“The risk assessments that justified BP’s deep-water drilling in the Gulf were more than inadequate and dishonest, they were inherently flawed because the uncertainties of the project could not be known and the consequences of failure could not be measured. . . . The so-called precautionary principle, also called the ‘better safe than sorry’ principle, says that we should err on the side of caution when the potential impacts of a mistake cannot be completely understood but could be serious, widespread and irreversible.”
IX. Grieving for the Gulf
By Annie Bond, Huffington Post, June 8, 2010
“Depression is the hallmark of the fourth stage of grief. I expect we are all dipping in and out of this when we think about the Gulf. After all, the situation brings us face to face with the practice of putting untested and untried enterprises into production without heed of the consequences. The world absolutely needs to practice The Precautionary Principle instead. But will we ever learn?”
X. The ‘Paralyzing’ Principle: The Gulf disaster rehabilitates a discredited idea
By John Frisby, Wall Street Journal editorial, June 21, 2010
“The Gulf oil spill is having all sorts of nasty consequences well beyond damage to the regional environment and economy.

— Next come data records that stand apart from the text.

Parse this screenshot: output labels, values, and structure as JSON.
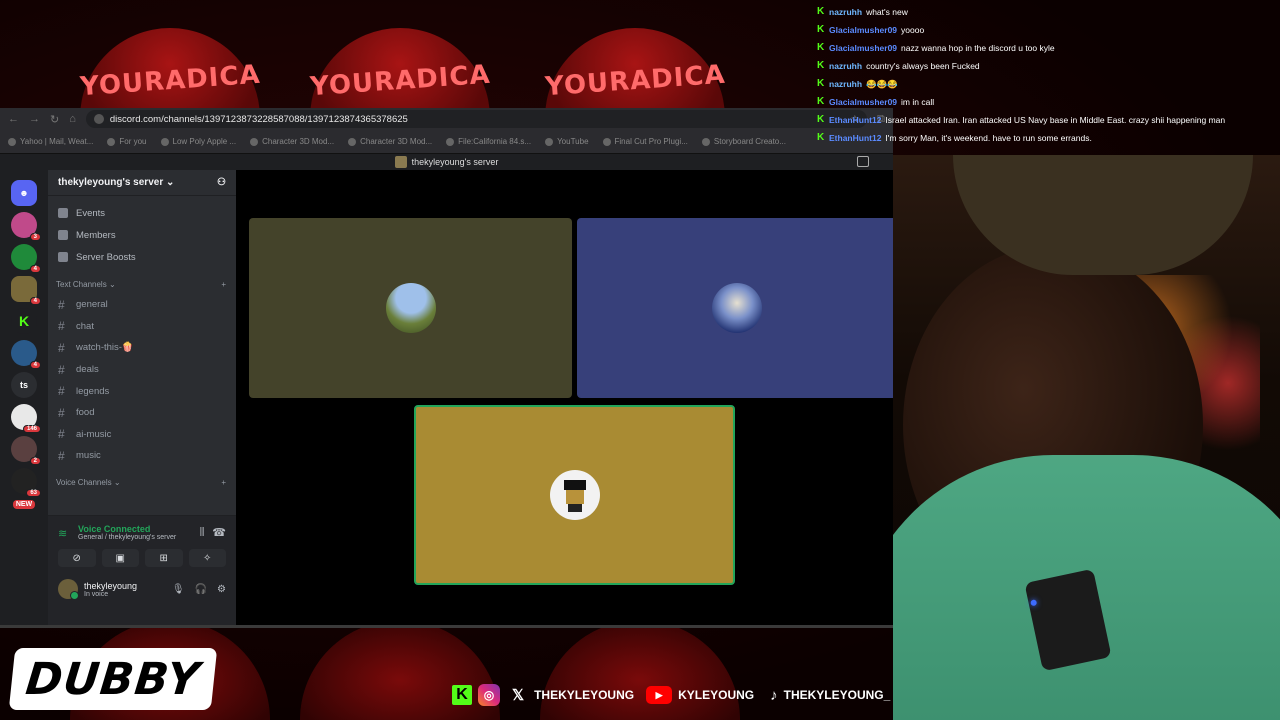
{
  "browser": {
    "url": "discord.com/channels/1397123873228587088/1397123874365378625",
    "bookmarks": [
      "Yahoo | Mail, Weat...",
      "For you",
      "Low Poly Apple ...",
      "Character 3D Mod...",
      "Character 3D Mod...",
      "File:California 84.s...",
      "YouTube",
      "Final Cut Pro Plugi...",
      "Storyboard Creato..."
    ]
  },
  "window_title": "thekyleyoung's server",
  "server": {
    "name": "thekyleyoung's server",
    "menu": [
      {
        "label": "Events",
        "icon": "calendar-icon"
      },
      {
        "label": "Members",
        "icon": "members-icon"
      },
      {
        "label": "Server Boosts",
        "icon": "boost-icon"
      }
    ],
    "text_category": "Text Channels",
    "text_channels": [
      "general",
      "chat",
      "watch-this-🍿",
      "deals",
      "legends",
      "food",
      "ai-music",
      "music"
    ],
    "voice_category": "Voice Channels"
  },
  "rail": {
    "badges": [
      "3",
      "4",
      "4",
      "4",
      "146",
      "2",
      "63"
    ],
    "ts_label": "ts",
    "new_label": "NEW"
  },
  "voice": {
    "status": "Voice Connected",
    "location": "General / thekyleyoung's server",
    "user_name": "thekyleyoung",
    "user_status": "In voice"
  },
  "tiles": {
    "colors": [
      "#44432a",
      "#37407a",
      "#a98b33"
    ]
  },
  "chat": [
    {
      "user": "nazruhh",
      "color": "#6fb7ff",
      "text": "what's new"
    },
    {
      "user": "Glacialmusher09",
      "color": "#5b8bff",
      "text": "yoooo"
    },
    {
      "user": "Glacialmusher09",
      "color": "#5b8bff",
      "text": "nazz wanna hop in the discord u too kyle"
    },
    {
      "user": "nazruhh",
      "color": "#6fb7ff",
      "text": "country's always been Fucked"
    },
    {
      "user": "nazruhh",
      "color": "#6fb7ff",
      "text": "😂😂😂"
    },
    {
      "user": "Glacialmusher09",
      "color": "#5b8bff",
      "text": "im in call"
    },
    {
      "user": "EthanHunt12",
      "color": "#5b8bff",
      "text": "Israel attacked Iran. Iran attacked US Navy base in Middle East. crazy shii happening man"
    },
    {
      "user": "EthanHunt12",
      "color": "#5b8bff",
      "text": "I'm sorry Man, it's weekend. have to run some errands."
    }
  ],
  "overlay": {
    "cap_text": "YOURADICA",
    "brand": "DUBBY",
    "x_handle": "THEKYLEYOUNG",
    "youtube_handle": "KYLEYOUNG",
    "tiktok_handle": "THEKYLEYOUNG_"
  }
}
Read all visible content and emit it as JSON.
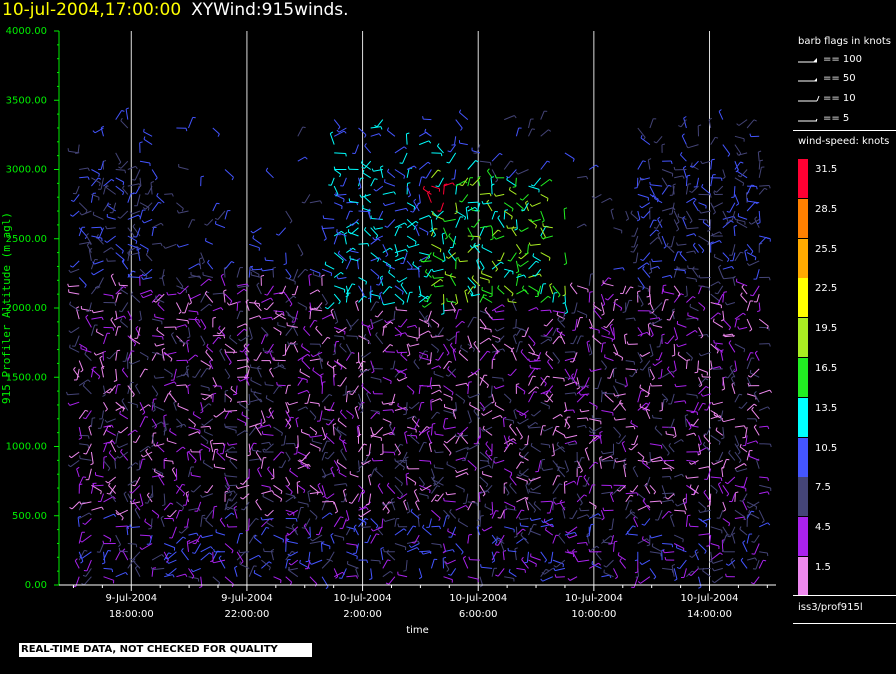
{
  "header": {
    "datetime": "10-jul-2004,17:00:00",
    "product": "XYWind:915winds."
  },
  "chart_data": {
    "type": "scatter",
    "title": "10-jul-2004,17:00:00  XYWind:915winds.",
    "xlabel": "time",
    "ylabel": "915 Profiler Altitude (m agl)",
    "ylim": [
      0,
      4000
    ],
    "y_ticks": [
      "0.00",
      "500.00",
      "1000.00",
      "1500.00",
      "2000.00",
      "2500.00",
      "3000.00",
      "3500.00",
      "4000.00"
    ],
    "x_hours_range": [
      -2.5,
      22.3
    ],
    "x_ticks": [
      {
        "date": "9-Jul-2004",
        "time": "18:00:00"
      },
      {
        "date": "9-Jul-2004",
        "time": "22:00:00"
      },
      {
        "date": "10-Jul-2004",
        "time": "2:00:00"
      },
      {
        "date": "10-Jul-2004",
        "time": "6:00:00"
      },
      {
        "date": "10-Jul-2004",
        "time": "10:00:00"
      },
      {
        "date": "10-Jul-2004",
        "time": "14:00:00"
      }
    ],
    "grid": "vertical lines at labeled ticks",
    "units": "knots"
  },
  "legend": {
    "barb_title": "barb flags in knots",
    "barbs": [
      "== 100",
      "== 50",
      "== 10",
      "== 5"
    ],
    "speed_title": "wind-speed: knots",
    "speed_bins": [
      {
        "label": "31.5",
        "color": "#ff0033"
      },
      {
        "label": "28.5",
        "color": "#ff8000"
      },
      {
        "label": "25.5",
        "color": "#ffaa00"
      },
      {
        "label": "22.5",
        "color": "#ffff00"
      },
      {
        "label": "19.5",
        "color": "#aaee22"
      },
      {
        "label": "16.5",
        "color": "#22ee22"
      },
      {
        "label": "13.5",
        "color": "#00ffff"
      },
      {
        "label": "10.5",
        "color": "#4455ff"
      },
      {
        "label": "7.5",
        "color": "#444477"
      },
      {
        "label": "4.5",
        "color": "#aa22ee"
      },
      {
        "label": "1.5",
        "color": "#ee88ee"
      }
    ],
    "source": "iss3/prof915l"
  },
  "footer": {
    "quality_note": "REAL-TIME DATA, NOT CHECKED FOR QUALITY"
  }
}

Not least, the resulting political panic seems to be rehabilitating the thoroughly discredited theory of regulation known as the precautionary principle.”
XI. Chemicals, Cancer and Claptrap
By Henry I. Miller and Elizabeth Whelan, Forbes, The Rationalist, June 2, 2010
“The [president’s cancer] panel relied on and endorsed the so-called precautionary principle, which puts the burden of proving what amounts to absolute safety on the makers and purveyors of almost any product. It is not a principle at all but merely a highly risk-averse, unrealistic philosophical premise demanding that every activity and product be proven safe before it is undertaken or used. But how can you prove anything is completely safe? It amounts to trying to prove a negative.”
XII. Chemicals and Cancer
By Rudy Baum, The Editor’s Blog, Chemical and Engineering News, June 1, 2010
“The 2008–09 annual report of the panel . . . is, in a word, a mess. The report collects seemingly every cancer-scare hypothesis that’s been floated over the past 30 to 40 years and suggests that we really ought to be concerned about them. It urges an extreme application of the precautionary principle to any agent suspected of being a carcinogen, especially chemicals. Most of the assertions in the report aren’t backed up by convincing scientific research.”
XIII. Wall Street Journal Editorial Revives the Sport of Precaution Bashing
By Amy Sinden, Alternet, June 21, 2010
“With characteristic audacity, the Wall Street Journal editorial page today is arguing against the precautionary approach to environmental policy that undergirds our system of environmental laws, even as the oil continues to gush into the Gulf of Mexico. . . The problem is, of course, that when you require cost-benefit analysis, the environment loses, because most of the values at stake on that side of the equation—human lives, air you can breathe, water you can swim and fish in—just can’t be measured in dollar terms.”